But Iger had done his homework. Disney, he argued, didn’t need these household names – Marvel had more than enough compelling stories in its vaults to make great movies.
He wasn’t wrong. In April 2019, Disney released its twentieth Marvel movie, Avengers: Endgame. It was an instant hit and eventually went on to take over $2 billion in box office receipts. While it did better than some of its predecessors, Avengers wasn’t a fluke – in fact, Disney’s Marvel productions have on average grossed around $1 billion each!
More importantly, Disney is now a leading voice in cultural debates around the globe. Take Black Panther. When it was released in 2018, critics doubted whether a superhero movie set in a fictional African country with black leads would resonate with a mass audience. Not only did it take well over a billion dollars, it was also heralded as a landmark. As Oprah Winfrey put it, “It makes me tear up to think that little black children will grow up with that forever.”
Iger’s great ABC mentor Roone Arledge had taught him that if you don’t innovate, you die. It was a lesson that guided his approach to running Disney. When he became CEO in 2006, it was already clear that consumers’ relationship with entertainment and media content was changing. Platforms and streaming services were the future and Disney needed to get in on the action. But how?
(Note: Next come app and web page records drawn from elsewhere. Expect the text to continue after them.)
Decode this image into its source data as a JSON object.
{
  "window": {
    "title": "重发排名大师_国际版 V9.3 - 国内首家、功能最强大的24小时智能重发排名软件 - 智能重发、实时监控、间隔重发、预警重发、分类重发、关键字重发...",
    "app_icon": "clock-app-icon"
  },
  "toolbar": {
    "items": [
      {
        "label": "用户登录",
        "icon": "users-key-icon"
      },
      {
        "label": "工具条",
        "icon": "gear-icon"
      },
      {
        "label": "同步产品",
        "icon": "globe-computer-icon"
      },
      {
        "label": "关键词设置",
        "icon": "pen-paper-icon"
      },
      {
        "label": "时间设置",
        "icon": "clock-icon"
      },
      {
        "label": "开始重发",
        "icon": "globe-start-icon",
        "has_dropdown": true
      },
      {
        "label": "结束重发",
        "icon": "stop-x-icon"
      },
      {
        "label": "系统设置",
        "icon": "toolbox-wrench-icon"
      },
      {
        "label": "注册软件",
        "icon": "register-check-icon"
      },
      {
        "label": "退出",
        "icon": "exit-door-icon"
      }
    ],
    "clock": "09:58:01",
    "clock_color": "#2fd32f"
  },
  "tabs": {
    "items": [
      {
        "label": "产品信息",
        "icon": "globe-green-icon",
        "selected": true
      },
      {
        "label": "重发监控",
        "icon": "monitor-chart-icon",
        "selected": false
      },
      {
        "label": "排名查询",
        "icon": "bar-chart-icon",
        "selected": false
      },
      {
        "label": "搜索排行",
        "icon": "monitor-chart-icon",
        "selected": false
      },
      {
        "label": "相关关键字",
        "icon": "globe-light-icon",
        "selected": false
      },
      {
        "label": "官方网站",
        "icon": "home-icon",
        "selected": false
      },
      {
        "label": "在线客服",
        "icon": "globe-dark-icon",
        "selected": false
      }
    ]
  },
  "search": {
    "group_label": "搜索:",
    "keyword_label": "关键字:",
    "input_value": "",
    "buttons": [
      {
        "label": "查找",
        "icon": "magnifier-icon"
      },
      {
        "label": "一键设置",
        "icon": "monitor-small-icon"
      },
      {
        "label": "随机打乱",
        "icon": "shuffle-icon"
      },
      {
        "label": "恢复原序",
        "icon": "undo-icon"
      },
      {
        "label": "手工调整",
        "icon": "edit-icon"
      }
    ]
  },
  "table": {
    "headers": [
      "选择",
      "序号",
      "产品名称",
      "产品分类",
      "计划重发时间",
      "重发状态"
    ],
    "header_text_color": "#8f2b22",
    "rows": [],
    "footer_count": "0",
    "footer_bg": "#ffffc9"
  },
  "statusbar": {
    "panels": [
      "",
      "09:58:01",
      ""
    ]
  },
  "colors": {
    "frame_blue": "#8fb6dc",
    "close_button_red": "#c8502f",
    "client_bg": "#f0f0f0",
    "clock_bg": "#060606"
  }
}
There were two choices: buy a platform or create one. The second option was quickly discarded. Building a platform would have been a massive investment and taken years. Buying one, by contrast, was expensive but allowed Disney to pivot into new markets immediately.
The best-known platforms – Google, Apple, Amazon, and Facebook – were clearly off the table. Even if Disney could have afforded them, they were just too big to swallow whole. That left a number of smaller alternatives. In August, 2016, Disney bought one of them – BAMTech Media, a baseball streaming service that had custom-designed a platform for HBO to host season five of Game of Thrones.
Disney paid $1 billion for a 33 percent stake in BAMTech. Today, it’s expanded that to a 75 percent stake. So what’s Iger’s plan? In a word, innovation.
In 2018, Disney used BAMTech to launch its own global sports streaming service – ESPN+. At the end of 2019, this will be followed by Disney+, an on-demand streaming service that will host all Disney-owned content.
In the short term, that’s hugely disruptive. By pulling its TV shows and movies from alternative streaming services like Netflix, Disney is essentially forfeiting hundreds of millions of dollars in annual licence fees. In the long run, however, this decision marks nothing less than the wholesale reinvention of Disney. Thanks to these platforms, the corporation will no longer be reliant on intermediaries like movie theatres and distributors – instead, it will be able to deliver its content straight to customers.
And there’s a lot of content to go round. In March 2019, Iger pulled off another deal – a merger with 21st Century Fox worth around $52 billion. That means Disney now owns the rights not only to Marvel and Pixar content but to some of Fox’s most lucrative franchises like X-Men and Fantastic Four, as well as the distribution rights to Star Wars.
Disney’s future profitability and cultural relevance have never looked more assured.
Robert Iger got his start in the media industry after a chance encounter led to job at ABC, one of America’s top TV networks. He made a name for himself while working for ABC’s sports division and was made president of ABC Entertainment. His decisions helped boost the company’s ratings and attracted the attention of Hollywood. After ABC was taken over by Disney, Iger became COO and, in 2005, CEO of Disney. His leadership has been defined by a series of bold acquisitions and mergers that have helped secure Disney’s place in the world of entertainment. A pretty impressive ride and more importantly, it’s ain’t over yet.
Check out my related post: Does Marvel Rule the Universe?